*Exercise prompt:* Apart from the images, reproduce every record word for word.

Records from a data source
# # # # #

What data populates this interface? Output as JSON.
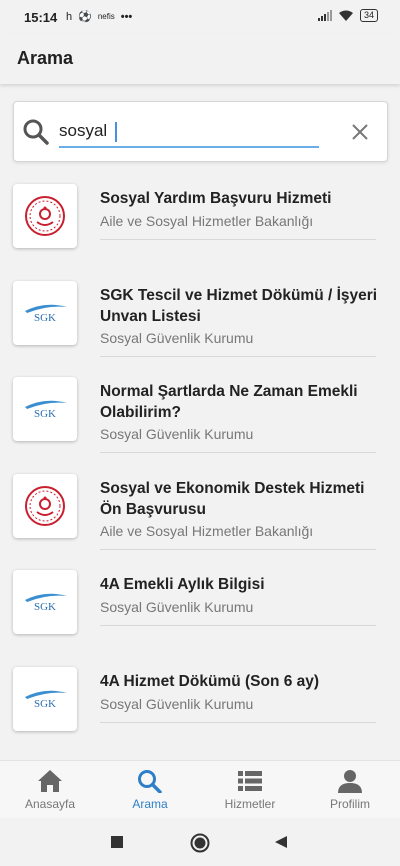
{
  "status_bar": {
    "time": "15:14",
    "icons": [
      "h",
      "⚽",
      "nefis",
      "•••"
    ],
    "battery": "34"
  },
  "header": {
    "title": "Arama"
  },
  "search": {
    "value": "sosyal"
  },
  "results": [
    {
      "title": "Sosyal Yardım Başvuru Hizmeti",
      "subtitle": "Aile ve Sosyal Hizmetler Bakanlığı",
      "logo": "ministry-logo"
    },
    {
      "title": "SGK Tescil ve Hizmet Dökümü / İşyeri Unvan Listesi",
      "subtitle": "Sosyal Güvenlik Kurumu",
      "logo": "SGK"
    },
    {
      "title": "Normal Şartlarda Ne Zaman Emekli Olabilirim?",
      "subtitle": "Sosyal Güvenlik Kurumu",
      "logo": "SGK"
    },
    {
      "title": " Sosyal ve Ekonomik Destek Hizmeti Ön Başvurusu",
      "subtitle": "Aile ve Sosyal Hizmetler Bakanlığı",
      "logo": "ministry-logo"
    },
    {
      "title": "4A Emekli Aylık Bilgisi",
      "subtitle": "Sosyal Güvenlik Kurumu",
      "logo": "SGK"
    },
    {
      "title": "4A Hizmet Dökümü (Son 6 ay)",
      "subtitle": "Sosyal Güvenlik Kurumu",
      "logo": "SGK"
    }
  ],
  "bottom_nav": [
    {
      "label": "Anasayfa",
      "icon": "home-icon"
    },
    {
      "label": "Arama",
      "icon": "search-icon",
      "active": true
    },
    {
      "label": "Hizmetler",
      "icon": "list-icon"
    },
    {
      "label": "Profilim",
      "icon": "person-icon"
    }
  ],
  "colors": {
    "accent": "#2f7fc8",
    "ministry_red": "#c8202f",
    "sgk_blue": "#2a7fc0"
  }
}
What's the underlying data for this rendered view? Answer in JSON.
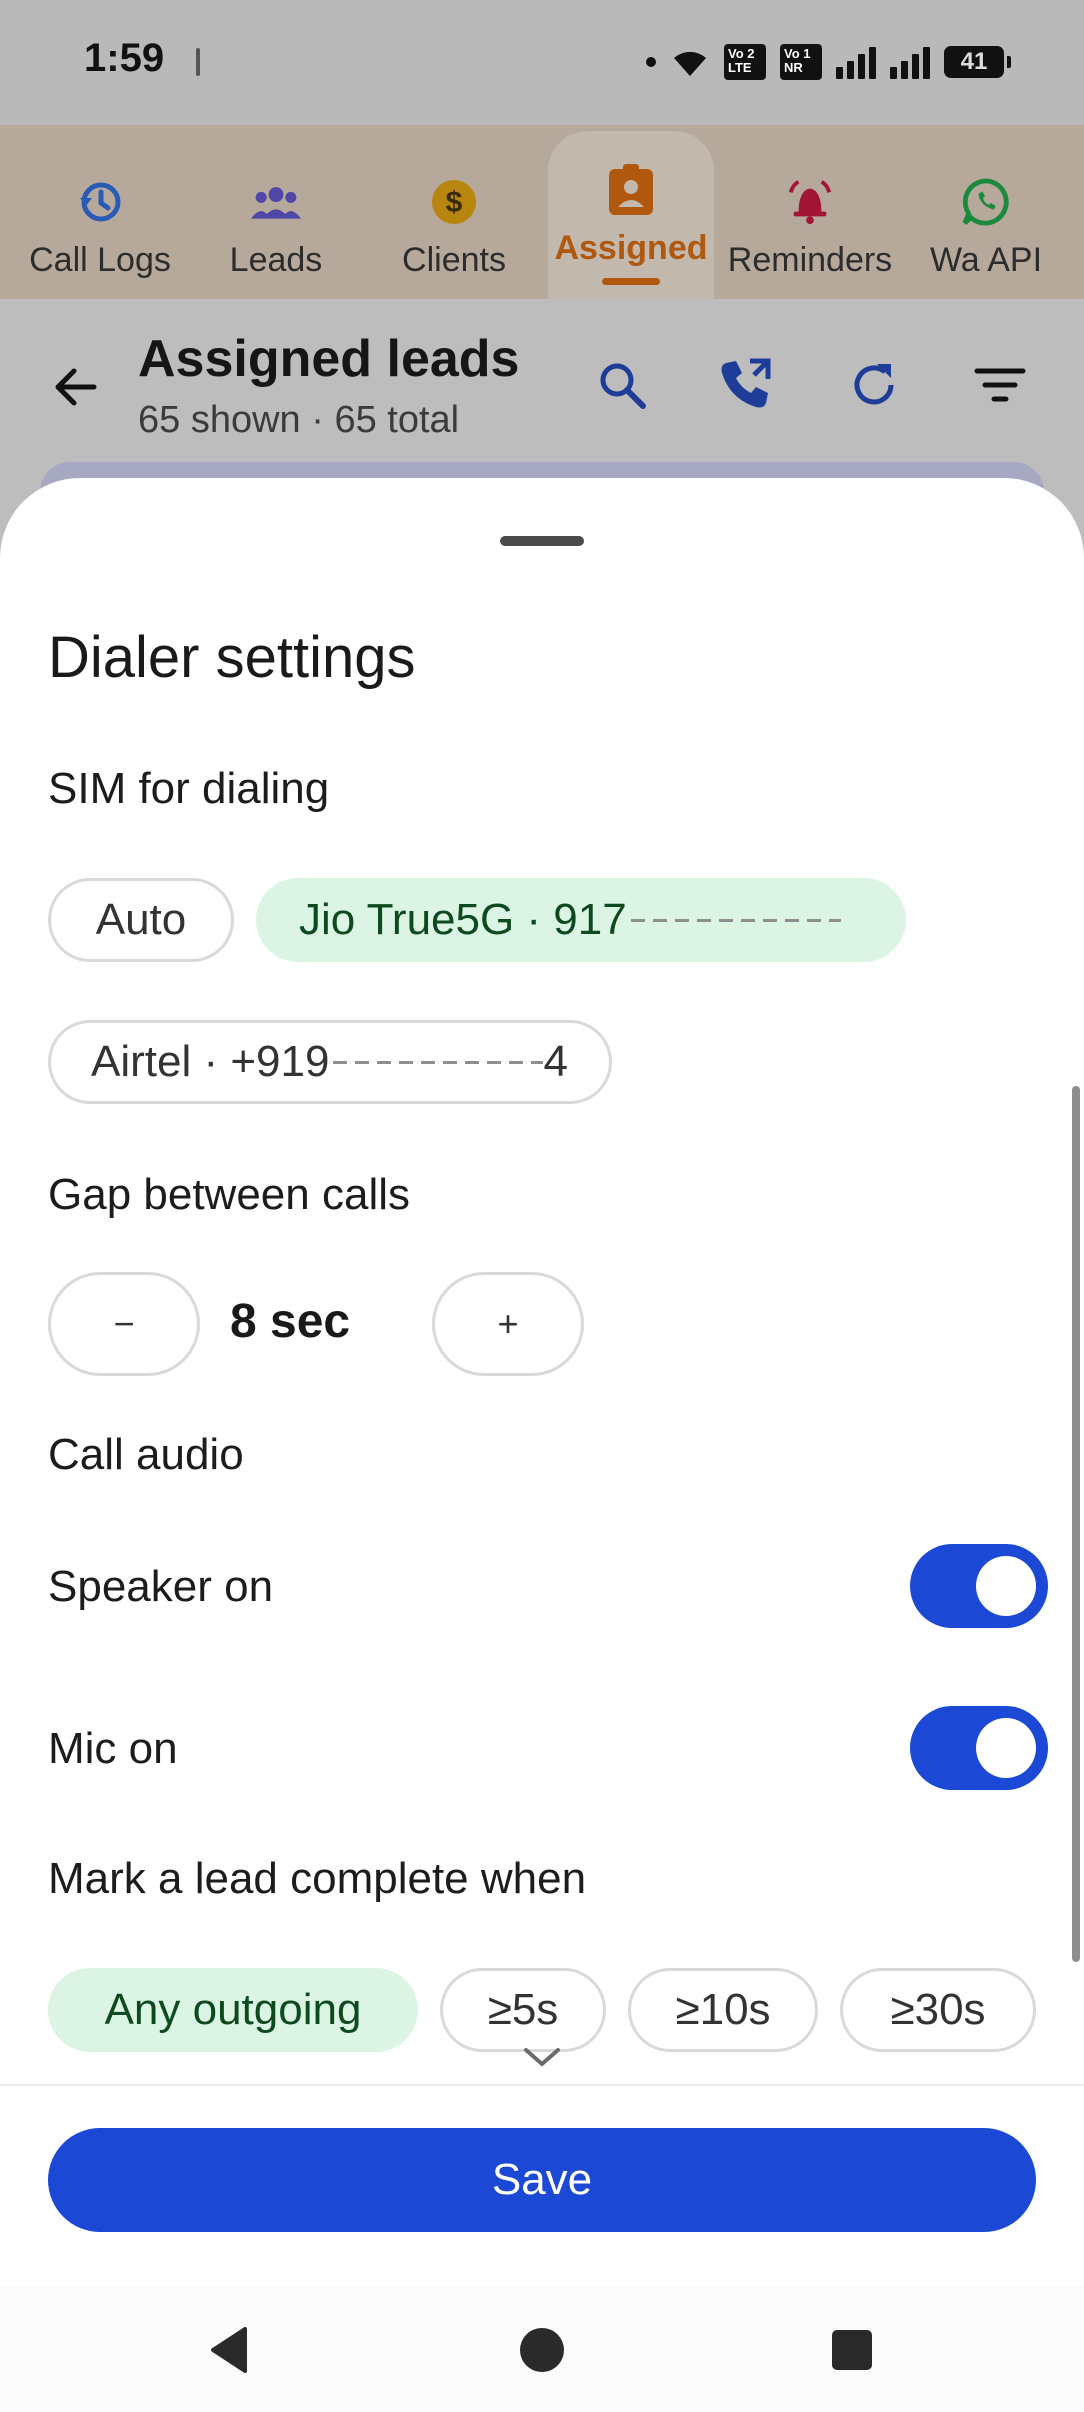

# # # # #

*Written response:*
What data populates this interface? Output as JSON.
{
  "status_bar": {
    "time": "15:14",
    "icons": [
      "h",
      "⚽",
      "nefis",
      "•••"
    ],
    "battery": "34"
  },
  "header": {
    "title": "Arama"
  },
  "search": {
    "value": "sosyal"
  },
  "results": [
    {
      "title": "Sosyal Yardım Başvuru Hizmeti",
      "subtitle": "Aile ve Sosyal Hizmetler Bakanlığı",
      "logo": "ministry-logo"
    },
    {
      "title": "SGK Tescil ve Hizmet Dökümü / İşyeri Unvan Listesi",
      "subtitle": "Sosyal Güvenlik Kurumu",
      "logo": "SGK"
    },
    {
      "title": "Normal Şartlarda Ne Zaman Emekli Olabilirim?",
      "subtitle": "Sosyal Güvenlik Kurumu",
      "logo": "SGK"
    },
    {
      "title": " Sosyal ve Ekonomik Destek Hizmeti Ön Başvurusu",
      "subtitle": "Aile ve Sosyal Hizmetler Bakanlığı",
      "logo": "ministry-logo"
    },
    {
      "title": "4A Emekli Aylık Bilgisi",
      "subtitle": "Sosyal Güvenlik Kurumu",
      "logo": "SGK"
    },
    {
      "title": "4A Hizmet Dökümü (Son 6 ay)",
      "subtitle": "Sosyal Güvenlik Kurumu",
      "logo": "SGK"
    }
  ],
  "bottom_nav": [
    {
      "label": "Anasayfa",
      "icon": "home-icon"
    },
    {
      "label": "Arama",
      "icon": "search-icon",
      "active": true
    },
    {
      "label": "Hizmetler",
      "icon": "list-icon"
    },
    {
      "label": "Profilim",
      "icon": "person-icon"
    }
  ],
  "colors": {
    "accent": "#2f7fc8",
    "ministry_red": "#c8202f",
    "sgk_blue": "#2a7fc0"
  }
}
What's the underlying data for this rendered view? Answer in JSON.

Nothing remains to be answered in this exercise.